• Farm employment has been stable for the past three years.
• Demographers predict steady growth in the county's population, even though the death rate is higher than the birth rate. Both Delta and Montrose counties will rely on migration to keep the population growing. By 2050, Delta's population is estimated at 40,236. More robust growth is anticipated for Montrose, based on the airport and its proximity to Telluride. Dr. Perry said he thinks Delta County might end up growing slightly faster than anticipated because of its proximity to outdoor recreation, as well as Montrose and Grand Junction.
• Real estate prices continue to climb, with median sales prices increasing from $186,400 to $235,483 since the same quarter last year (a 26% increase). The real estate market continues to be strong, but some indicators are softening. Days on market have increased from 110 to 140, which could indicate a move toward a buyers market. Generally, Dr. Perry said, under four months is considered a sellers' market and over six months a buyers' market.
• City and county sales tax collections are up from last quarter and from last year. Dr. Perry believes this is a result of the strong national and local economy, strong consumer confidence and a result of growing employment in the county and region.
Dr. Perry concluded with an overview of national economic indicators.

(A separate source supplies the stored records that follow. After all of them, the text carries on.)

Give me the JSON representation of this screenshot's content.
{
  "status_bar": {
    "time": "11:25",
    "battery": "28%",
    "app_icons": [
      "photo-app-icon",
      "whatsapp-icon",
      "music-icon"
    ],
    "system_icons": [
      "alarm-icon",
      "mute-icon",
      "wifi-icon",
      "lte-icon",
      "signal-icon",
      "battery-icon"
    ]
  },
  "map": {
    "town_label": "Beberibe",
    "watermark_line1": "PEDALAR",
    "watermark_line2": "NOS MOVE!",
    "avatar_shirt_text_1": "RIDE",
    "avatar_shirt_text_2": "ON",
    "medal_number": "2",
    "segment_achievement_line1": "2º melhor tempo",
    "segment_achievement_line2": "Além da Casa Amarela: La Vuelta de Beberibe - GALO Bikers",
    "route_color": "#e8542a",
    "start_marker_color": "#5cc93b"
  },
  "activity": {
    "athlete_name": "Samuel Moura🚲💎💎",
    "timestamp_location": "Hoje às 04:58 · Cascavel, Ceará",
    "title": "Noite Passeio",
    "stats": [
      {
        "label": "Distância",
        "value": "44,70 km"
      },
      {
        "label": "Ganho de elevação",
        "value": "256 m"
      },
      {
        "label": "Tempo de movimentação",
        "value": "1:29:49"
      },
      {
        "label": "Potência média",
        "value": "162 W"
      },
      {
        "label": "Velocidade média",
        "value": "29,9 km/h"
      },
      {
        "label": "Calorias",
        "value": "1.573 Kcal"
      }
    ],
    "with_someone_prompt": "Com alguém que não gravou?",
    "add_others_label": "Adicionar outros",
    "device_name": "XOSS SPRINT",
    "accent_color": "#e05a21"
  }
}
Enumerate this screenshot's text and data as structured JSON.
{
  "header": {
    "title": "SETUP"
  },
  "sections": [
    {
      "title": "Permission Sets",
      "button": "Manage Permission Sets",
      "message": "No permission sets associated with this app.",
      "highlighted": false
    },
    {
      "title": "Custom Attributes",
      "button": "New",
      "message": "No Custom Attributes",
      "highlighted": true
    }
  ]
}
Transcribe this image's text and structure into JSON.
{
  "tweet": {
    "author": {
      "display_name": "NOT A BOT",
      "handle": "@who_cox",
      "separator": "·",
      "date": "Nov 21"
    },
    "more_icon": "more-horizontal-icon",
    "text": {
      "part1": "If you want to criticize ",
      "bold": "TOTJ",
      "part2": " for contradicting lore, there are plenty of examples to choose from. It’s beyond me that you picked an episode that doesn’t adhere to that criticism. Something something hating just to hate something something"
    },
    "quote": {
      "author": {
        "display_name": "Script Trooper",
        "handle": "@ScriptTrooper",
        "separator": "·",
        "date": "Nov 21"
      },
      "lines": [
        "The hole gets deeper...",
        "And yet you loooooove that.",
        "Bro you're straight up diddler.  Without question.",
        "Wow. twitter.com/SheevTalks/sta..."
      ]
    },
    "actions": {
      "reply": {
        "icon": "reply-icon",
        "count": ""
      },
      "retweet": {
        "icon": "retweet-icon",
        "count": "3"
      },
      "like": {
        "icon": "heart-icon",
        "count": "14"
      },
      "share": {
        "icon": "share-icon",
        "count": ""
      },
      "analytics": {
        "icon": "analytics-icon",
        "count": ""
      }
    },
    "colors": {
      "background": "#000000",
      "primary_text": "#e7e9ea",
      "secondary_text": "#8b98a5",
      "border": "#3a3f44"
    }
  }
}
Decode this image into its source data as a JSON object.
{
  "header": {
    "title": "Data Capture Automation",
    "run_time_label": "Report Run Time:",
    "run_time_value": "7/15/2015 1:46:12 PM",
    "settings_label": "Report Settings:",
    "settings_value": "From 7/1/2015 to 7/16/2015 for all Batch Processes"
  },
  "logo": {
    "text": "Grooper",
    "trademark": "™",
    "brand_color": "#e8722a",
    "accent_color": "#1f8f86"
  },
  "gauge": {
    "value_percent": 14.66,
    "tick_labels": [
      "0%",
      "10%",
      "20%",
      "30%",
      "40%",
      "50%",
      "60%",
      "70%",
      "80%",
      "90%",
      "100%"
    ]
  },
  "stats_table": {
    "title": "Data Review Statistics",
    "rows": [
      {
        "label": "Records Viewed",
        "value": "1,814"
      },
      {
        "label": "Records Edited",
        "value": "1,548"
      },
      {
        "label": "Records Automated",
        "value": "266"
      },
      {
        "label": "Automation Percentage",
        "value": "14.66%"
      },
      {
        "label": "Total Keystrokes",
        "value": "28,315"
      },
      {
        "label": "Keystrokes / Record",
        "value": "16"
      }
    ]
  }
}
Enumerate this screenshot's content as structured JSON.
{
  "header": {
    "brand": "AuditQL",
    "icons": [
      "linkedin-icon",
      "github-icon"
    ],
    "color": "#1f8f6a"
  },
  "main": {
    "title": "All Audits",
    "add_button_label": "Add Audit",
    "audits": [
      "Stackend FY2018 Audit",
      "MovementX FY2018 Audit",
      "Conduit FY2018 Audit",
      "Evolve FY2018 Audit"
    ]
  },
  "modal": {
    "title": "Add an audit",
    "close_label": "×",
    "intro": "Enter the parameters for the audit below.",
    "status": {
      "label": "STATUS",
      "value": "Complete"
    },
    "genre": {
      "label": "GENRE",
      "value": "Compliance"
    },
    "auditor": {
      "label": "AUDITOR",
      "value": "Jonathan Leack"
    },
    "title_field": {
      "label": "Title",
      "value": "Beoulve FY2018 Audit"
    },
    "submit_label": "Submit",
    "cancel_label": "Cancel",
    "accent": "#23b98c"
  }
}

The national economy continues to move forward, with unemployment at April at 3.6%. Unemployment has not been this low since the late 1960s.